→ TASK ITEM
The records below hold pictures; please leave those out and retype the rest exactly.

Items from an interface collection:
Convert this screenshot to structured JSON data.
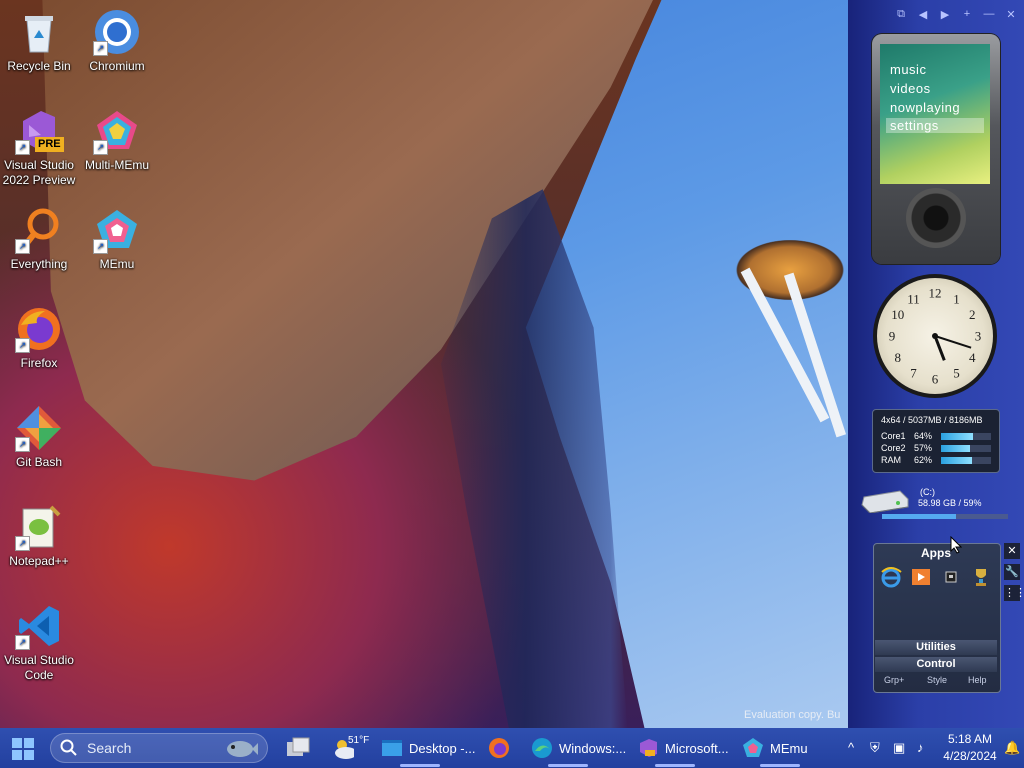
{
  "desktop": {
    "icons": [
      {
        "label": "Recycle Bin"
      },
      {
        "label": "Chromium"
      },
      {
        "label": "Visual Studio 2022 Preview",
        "badge": "PRE"
      },
      {
        "label": "Multi-MEmu"
      },
      {
        "label": "Everything"
      },
      {
        "label": "MEmu"
      },
      {
        "label": "Firefox"
      },
      {
        "label": "Git Bash"
      },
      {
        "label": "Notepad++"
      },
      {
        "label": "Visual Studio Code"
      }
    ],
    "watermark": "Evaluation copy. Bu"
  },
  "sidebar": {
    "zune": {
      "menu": [
        "music",
        "videos",
        "nowplaying",
        "settings"
      ],
      "selected_index": 3
    },
    "clock": {
      "hour": 5,
      "minute": 18
    },
    "cpu_meter": {
      "header": "4x64 / 5037MB / 8186MB",
      "rows": [
        {
          "label": "Core1",
          "percent_text": "64%",
          "value": 64
        },
        {
          "label": "Core2",
          "percent_text": "57%",
          "value": 57
        },
        {
          "label": "RAM",
          "percent_text": "62%",
          "value": 62
        }
      ]
    },
    "drive": {
      "label": "(C:)",
      "usage": "58.98 GB / 59%",
      "value": 59
    },
    "apps": {
      "title": "Apps",
      "groups": [
        "Utilities",
        "Control"
      ],
      "footer": [
        "Grp+",
        "Style",
        "Help"
      ]
    }
  },
  "taskbar": {
    "search_placeholder": "Search",
    "weather": "51°F",
    "items": [
      {
        "label": "Desktop -..."
      },
      {
        "label": "Windows:..."
      },
      {
        "label": "Microsoft..."
      },
      {
        "label": "MEmu"
      }
    ],
    "time": "5:18 AM",
    "date": "4/28/2024"
  },
  "colors": {
    "sidebar": "#2b3fa8",
    "taskbar": "#2a47a8",
    "accent": "#55aaf0"
  }
}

→ TASK ANSWER
Convert this screenshot to structured JSON data.
{
  "desktop": {
    "icons": [
      {
        "label": "Recycle Bin"
      },
      {
        "label": "Chromium"
      },
      {
        "label": "Visual Studio 2022 Preview",
        "badge": "PRE"
      },
      {
        "label": "Multi-MEmu"
      },
      {
        "label": "Everything"
      },
      {
        "label": "MEmu"
      },
      {
        "label": "Firefox"
      },
      {
        "label": "Git Bash"
      },
      {
        "label": "Notepad++"
      },
      {
        "label": "Visual Studio Code"
      }
    ],
    "watermark": "Evaluation copy. Bu"
  },
  "sidebar": {
    "zune": {
      "menu": [
        "music",
        "videos",
        "nowplaying",
        "settings"
      ],
      "selected_index": 3
    },
    "clock": {
      "hour": 5,
      "minute": 18
    },
    "cpu_meter": {
      "header": "4x64 / 5037MB / 8186MB",
      "rows": [
        {
          "label": "Core1",
          "percent_text": "64%",
          "value": 64
        },
        {
          "label": "Core2",
          "percent_text": "57%",
          "value": 57
        },
        {
          "label": "RAM",
          "percent_text": "62%",
          "value": 62
        }
      ]
    },
    "drive": {
      "label": "(C:)",
      "usage": "58.98 GB / 59%",
      "value": 59
    },
    "apps": {
      "title": "Apps",
      "groups": [
        "Utilities",
        "Control"
      ],
      "footer": [
        "Grp+",
        "Style",
        "Help"
      ]
    }
  },
  "taskbar": {
    "search_placeholder": "Search",
    "weather": "51°F",
    "items": [
      {
        "label": "Desktop -..."
      },
      {
        "label": "Windows:..."
      },
      {
        "label": "Microsoft..."
      },
      {
        "label": "MEmu"
      }
    ],
    "time": "5:18 AM",
    "date": "4/28/2024"
  },
  "colors": {
    "sidebar": "#2b3fa8",
    "taskbar": "#2a47a8",
    "accent": "#55aaf0"
  }
}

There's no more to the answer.